*Excerpts from an interface dataset*:
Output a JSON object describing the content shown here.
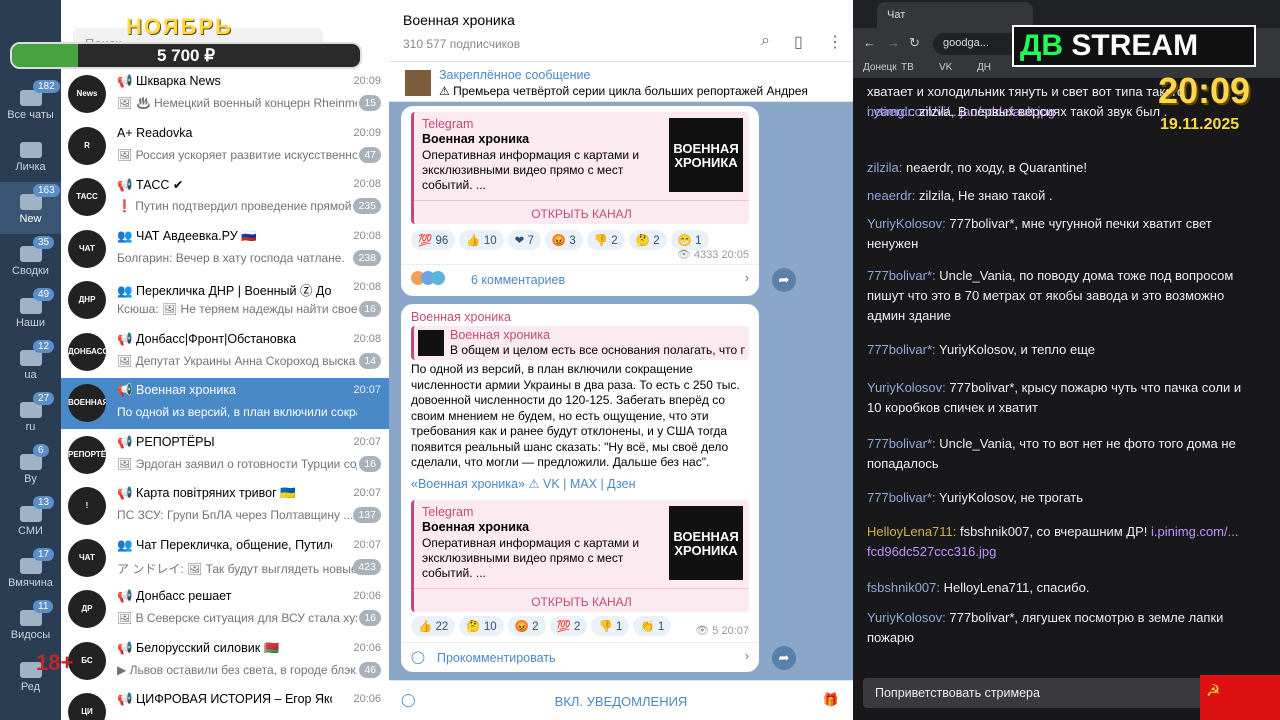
{
  "overlay": {
    "month": "НОЯБРЬ",
    "amount": "5 700 ₽",
    "progress_fraction": 0.19,
    "age": "18+"
  },
  "folders": [
    {
      "label": "Все чаты",
      "badge": "182"
    },
    {
      "label": "Личка",
      "badge": ""
    },
    {
      "label": "New",
      "badge": "163"
    },
    {
      "label": "Сводки",
      "badge": "35"
    },
    {
      "label": "Наши",
      "badge": "49"
    },
    {
      "label": "ua",
      "badge": "12"
    },
    {
      "label": "ru",
      "badge": "27"
    },
    {
      "label": "By",
      "badge": "6"
    },
    {
      "label": "СМИ",
      "badge": "13"
    },
    {
      "label": "Вмячина",
      "badge": "17"
    },
    {
      "label": "Видосы",
      "badge": "11"
    },
    {
      "label": "Ред",
      "badge": ""
    }
  ],
  "search": {
    "placeholder": "Поиск"
  },
  "chats": [
    {
      "name": "📢 Шкварка News",
      "time": "20:09",
      "preview": "🖼 ♨ Немецкий военный концерн Rheinme...",
      "count": "15",
      "avatar": "News"
    },
    {
      "name": "A+ Readovka",
      "time": "20:09",
      "preview": "🖼 Россия ускоряет развитие искусственног...",
      "count": "47",
      "avatar": "R"
    },
    {
      "name": "📢 ТАСС ✔",
      "time": "20:08",
      "preview": "❗ Путин подтвердил проведение прямой ...",
      "count": "235",
      "avatar": "ТАСС"
    },
    {
      "name": "👥 ЧАТ Авдеевка.РУ 🇷🇺",
      "time": "20:08",
      "preview": "Болгарин: Вечер в хату господа чатлане.",
      "count": "238",
      "avatar": "ЧАТ"
    },
    {
      "name": "👥 Перекличка ДНР | Военный Ⓩ Донецк",
      "time": "20:08",
      "preview": "Ксюша: 🖼 Не теряем надежды найти свое...",
      "count": "16",
      "avatar": "ДНР"
    },
    {
      "name": "📢 Донбасс|Фронт|Обстановка",
      "time": "20:08",
      "preview": "🖼 Депутат Украины Анна Скороход выска...",
      "count": "14",
      "avatar": "ДОНБАСС"
    },
    {
      "name": "📢 Военная хроника",
      "time": "20:07",
      "preview": "По одной из версий, в план включили сокращен...",
      "count": "",
      "avatar": "ВОЕННАЯ"
    },
    {
      "name": "📢 РЕПОРТЁРЫ",
      "time": "20:07",
      "preview": "🖼 Эрдоган заявил о готовности Турции сод...",
      "count": "16",
      "avatar": "РЕПОРТЁРЫ"
    },
    {
      "name": "📢 Карта повітряних тривог 🇺🇦",
      "time": "20:07",
      "preview": "ПС ЗСУ: Групи БпЛА через Полтавщину ...",
      "count": "137",
      "avatar": "!"
    },
    {
      "name": "👥 Чат Перекличка, общение, Путиловка ...",
      "time": "20:07",
      "preview": "ア ンドレイ: 🖼 Так будут выглядеть новые б...",
      "count": "423",
      "avatar": "ЧАТ"
    },
    {
      "name": "📢 Донбасс решает",
      "time": "20:06",
      "preview": "🖼 В Северске ситуация для ВСУ стала хуже, ...",
      "count": "16",
      "avatar": "ДР"
    },
    {
      "name": "📢 Белорусский силовик 🇧🇾",
      "time": "20:06",
      "preview": "▶ Львов оставили без света, в городе блэк...",
      "count": "46",
      "avatar": "БС"
    },
    {
      "name": "📢 ЦИФРОВАЯ ИСТОРИЯ – Егор Яковлев",
      "time": "20:06",
      "preview": "",
      "count": "",
      "avatar": "ЦИ"
    }
  ],
  "channel": {
    "title": "Военная хроника",
    "subscribers": "310 577 подписчиков"
  },
  "pinned": {
    "title": "Закреплённое сообщение",
    "text": "⚠ Премьера четвёртой серии цикла больших репортажей Андрея ..."
  },
  "card": {
    "source": "Telegram",
    "name": "Военная хроника",
    "desc": "Оперативная информация с картами и эксклюзивными видео прямо с мест событий. ...",
    "button": "ОТКРЫТЬ КАНАЛ",
    "pic": "ВОЕННАЯ ХРОНИКА"
  },
  "msg1": {
    "reactions": [
      "💯 96",
      "👍 10",
      "❤ 7",
      "😡 3",
      "👎 2",
      "🤔 2",
      "😁 1"
    ],
    "views": "👁 4333  20:05",
    "comments": "6 комментариев"
  },
  "msg2": {
    "author": "Военная хроника",
    "reply_name": "Военная хроника",
    "reply_text": "В общем и целом есть все основания полагать, что по...",
    "text": "По одной из версий, в план включили сокращение численности армии Украины в два раза. То есть с 250 тыс. довоенной численности до 120-125. Забегать вперёд со своим мнением не будем, но есть ощущение, что эти требования как и ранее будут отклонены, и у США тогда появится реальный шанс сказать: \"Ну всё, мы своё дело сделали, что могли — предложили. Дальше без нас\".",
    "links": "«Военная хроника» ⚠ VK | MAX | Дзен",
    "reactions": [
      "👍 22",
      "🤔 10",
      "😡 2",
      "💯 2",
      "👎 1",
      "👏 1"
    ],
    "views": "👁 5  20:07",
    "comments": "Прокомментировать"
  },
  "bottom": {
    "label": "ВКЛ. УВЕДОМЛЕНИЯ"
  },
  "browser": {
    "tab": "Чат",
    "url": "goodga...",
    "bookmarks": [
      "Донецк",
      "ТВ",
      "VK",
      "ДН"
    ]
  },
  "stream": {
    "logo_db": "ДВ",
    "logo_rest": "STREAM",
    "time": "20:09",
    "date": "19.11.2025"
  },
  "twitch": [
    {
      "user": "",
      "text": "хватает и холодильник тянуть и свет вот типа такого",
      "link": "i.ytimg.com/vi/...jao/sddefault.jpg"
    },
    {
      "user": "neaerdr:",
      "text": "zilzila, В первых версиях такой звук был ."
    },
    {
      "user": "zilzila:",
      "text": "neaerdr, по ходу, в Quarantine!"
    },
    {
      "user": "neaerdr:",
      "text": "zilzila, Не знаю такой ."
    },
    {
      "user": "YuriyKolosov:",
      "text": "777bolivar*, мне чугунной печки хватит свет ненужен"
    },
    {
      "user": "777bolivar*:",
      "text": "Uncle_Vania, по поводу дома тоже под вопросом пишут что это в 70 метрах от якобы завода и это возможно админ здание"
    },
    {
      "user": "777bolivar*:",
      "text": "YuriyKolosov, и тепло еще"
    },
    {
      "user": "YuriyKolosov:",
      "text": "777bolivar*, крысу пожарю чуть что пачка соли и 10 коробков спичек и хватит"
    },
    {
      "user": "777bolivar*:",
      "text": "Uncle_Vania, что то вот нет не фото того дома не попадалось"
    },
    {
      "user": "777bolivar*:",
      "text": "YuriyKolosov, не трогать"
    },
    {
      "user": "HelloyLena711:",
      "text": "fsbshnik007, со вчерашним ДР!",
      "link": "i.pinimg.com/... fcd96dc527ccc316.jpg"
    },
    {
      "user": "fsbshnik007:",
      "text": "HelloyLena711, спасибо."
    },
    {
      "user": "YuriyKolosov:",
      "text": "777bolivar*, лягушек посмотрю в земле лапки пожарю"
    }
  ],
  "greet": "Поприветствовать стримера"
}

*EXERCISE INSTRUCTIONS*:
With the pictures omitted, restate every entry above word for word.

*PROBLEM SOLUTION*:
Output a JSON object describing the content shown here.
{
  "overlay": {
    "month": "НОЯБРЬ",
    "amount": "5 700 ₽",
    "progress_fraction": 0.19,
    "age": "18+"
  },
  "folders": [
    {
      "label": "Все чаты",
      "badge": "182"
    },
    {
      "label": "Личка",
      "badge": ""
    },
    {
      "label": "New",
      "badge": "163"
    },
    {
      "label": "Сводки",
      "badge": "35"
    },
    {
      "label": "Наши",
      "badge": "49"
    },
    {
      "label": "ua",
      "badge": "12"
    },
    {
      "label": "ru",
      "badge": "27"
    },
    {
      "label": "By",
      "badge": "6"
    },
    {
      "label": "СМИ",
      "badge": "13"
    },
    {
      "label": "Вмячина",
      "badge": "17"
    },
    {
      "label": "Видосы",
      "badge": "11"
    },
    {
      "label": "Ред",
      "badge": ""
    }
  ],
  "search": {
    "placeholder": "Поиск"
  },
  "chats": [
    {
      "name": "📢 Шкварка News",
      "time": "20:09",
      "preview": "🖼 ♨ Немецкий военный концерн Rheinme...",
      "count": "15",
      "avatar": "News"
    },
    {
      "name": "A+ Readovka",
      "time": "20:09",
      "preview": "🖼 Россия ускоряет развитие искусственног...",
      "count": "47",
      "avatar": "R"
    },
    {
      "name": "📢 ТАСС ✔",
      "time": "20:08",
      "preview": "❗ Путин подтвердил проведение прямой ...",
      "count": "235",
      "avatar": "ТАСС"
    },
    {
      "name": "👥 ЧАТ Авдеевка.РУ 🇷🇺",
      "time": "20:08",
      "preview": "Болгарин: Вечер в хату господа чатлане.",
      "count": "238",
      "avatar": "ЧАТ"
    },
    {
      "name": "👥 Перекличка ДНР | Военный Ⓩ Донецк",
      "time": "20:08",
      "preview": "Ксюша: 🖼 Не теряем надежды найти свое...",
      "count": "16",
      "avatar": "ДНР"
    },
    {
      "name": "📢 Донбасс|Фронт|Обстановка",
      "time": "20:08",
      "preview": "🖼 Депутат Украины Анна Скороход выска...",
      "count": "14",
      "avatar": "ДОНБАСС"
    },
    {
      "name": "📢 Военная хроника",
      "time": "20:07",
      "preview": "По одной из версий, в план включили сокращен...",
      "count": "",
      "avatar": "ВОЕННАЯ"
    },
    {
      "name": "📢 РЕПОРТЁРЫ",
      "time": "20:07",
      "preview": "🖼 Эрдоган заявил о готовности Турции сод...",
      "count": "16",
      "avatar": "РЕПОРТЁРЫ"
    },
    {
      "name": "📢 Карта повітряних тривог 🇺🇦",
      "time": "20:07",
      "preview": "ПС ЗСУ: Групи БпЛА через Полтавщину ...",
      "count": "137",
      "avatar": "!"
    },
    {
      "name": "👥 Чат Перекличка, общение, Путиловка ...",
      "time": "20:07",
      "preview": "ア ンドレイ: 🖼 Так будут выглядеть новые б...",
      "count": "423",
      "avatar": "ЧАТ"
    },
    {
      "name": "📢 Донбасс решает",
      "time": "20:06",
      "preview": "🖼 В Северске ситуация для ВСУ стала хуже, ...",
      "count": "16",
      "avatar": "ДР"
    },
    {
      "name": "📢 Белорусский силовик 🇧🇾",
      "time": "20:06",
      "preview": "▶ Львов оставили без света, в городе блэк...",
      "count": "46",
      "avatar": "БС"
    },
    {
      "name": "📢 ЦИФРОВАЯ ИСТОРИЯ – Егор Яковлев",
      "time": "20:06",
      "preview": "",
      "count": "",
      "avatar": "ЦИ"
    }
  ],
  "channel": {
    "title": "Военная хроника",
    "subscribers": "310 577 подписчиков"
  },
  "pinned": {
    "title": "Закреплённое сообщение",
    "text": "⚠ Премьера четвёртой серии цикла больших репортажей Андрея ..."
  },
  "card": {
    "source": "Telegram",
    "name": "Военная хроника",
    "desc": "Оперативная информация с картами и эксклюзивными видео прямо с мест событий. ...",
    "button": "ОТКРЫТЬ КАНАЛ",
    "pic": "ВОЕННАЯ ХРОНИКА"
  },
  "msg1": {
    "reactions": [
      "💯 96",
      "👍 10",
      "❤ 7",
      "😡 3",
      "👎 2",
      "🤔 2",
      "😁 1"
    ],
    "views": "👁 4333  20:05",
    "comments": "6 комментариев"
  },
  "msg2": {
    "author": "Военная хроника",
    "reply_name": "Военная хроника",
    "reply_text": "В общем и целом есть все основания полагать, что по...",
    "text": "По одной из версий, в план включили сокращение численности армии Украины в два раза. То есть с 250 тыс. довоенной численности до 120-125. Забегать вперёд со своим мнением не будем, но есть ощущение, что эти требования как и ранее будут отклонены, и у США тогда появится реальный шанс сказать: \"Ну всё, мы своё дело сделали, что могли — предложили. Дальше без нас\".",
    "links": "«Военная хроника» ⚠ VK | MAX | Дзен",
    "reactions": [
      "👍 22",
      "🤔 10",
      "😡 2",
      "💯 2",
      "👎 1",
      "👏 1"
    ],
    "views": "👁 5  20:07",
    "comments": "Прокомментировать"
  },
  "bottom": {
    "label": "ВКЛ. УВЕДОМЛЕНИЯ"
  },
  "browser": {
    "tab": "Чат",
    "url": "goodga...",
    "bookmarks": [
      "Донецк",
      "ТВ",
      "VK",
      "ДН"
    ]
  },
  "stream": {
    "logo_db": "ДВ",
    "logo_rest": "STREAM",
    "time": "20:09",
    "date": "19.11.2025"
  },
  "twitch": [
    {
      "user": "",
      "text": "хватает и холодильник тянуть и свет вот типа такого",
      "link": "i.ytimg.com/vi/...jao/sddefault.jpg"
    },
    {
      "user": "neaerdr:",
      "text": "zilzila, В первых версиях такой звук был ."
    },
    {
      "user": "zilzila:",
      "text": "neaerdr, по ходу, в Quarantine!"
    },
    {
      "user": "neaerdr:",
      "text": "zilzila, Не знаю такой ."
    },
    {
      "user": "YuriyKolosov:",
      "text": "777bolivar*, мне чугунной печки хватит свет ненужен"
    },
    {
      "user": "777bolivar*:",
      "text": "Uncle_Vania, по поводу дома тоже под вопросом пишут что это в 70 метрах от якобы завода и это возможно админ здание"
    },
    {
      "user": "777bolivar*:",
      "text": "YuriyKolosov, и тепло еще"
    },
    {
      "user": "YuriyKolosov:",
      "text": "777bolivar*, крысу пожарю чуть что пачка соли и 10 коробков спичек и хватит"
    },
    {
      "user": "777bolivar*:",
      "text": "Uncle_Vania, что то вот нет не фото того дома не попадалось"
    },
    {
      "user": "777bolivar*:",
      "text": "YuriyKolosov, не трогать"
    },
    {
      "user": "HelloyLena711:",
      "text": "fsbshnik007, со вчерашним ДР!",
      "link": "i.pinimg.com/... fcd96dc527ccc316.jpg"
    },
    {
      "user": "fsbshnik007:",
      "text": "HelloyLena711, спасибо."
    },
    {
      "user": "YuriyKolosov:",
      "text": "777bolivar*, лягушек посмотрю в земле лапки пожарю"
    }
  ],
  "greet": "Поприветствовать стримера"
}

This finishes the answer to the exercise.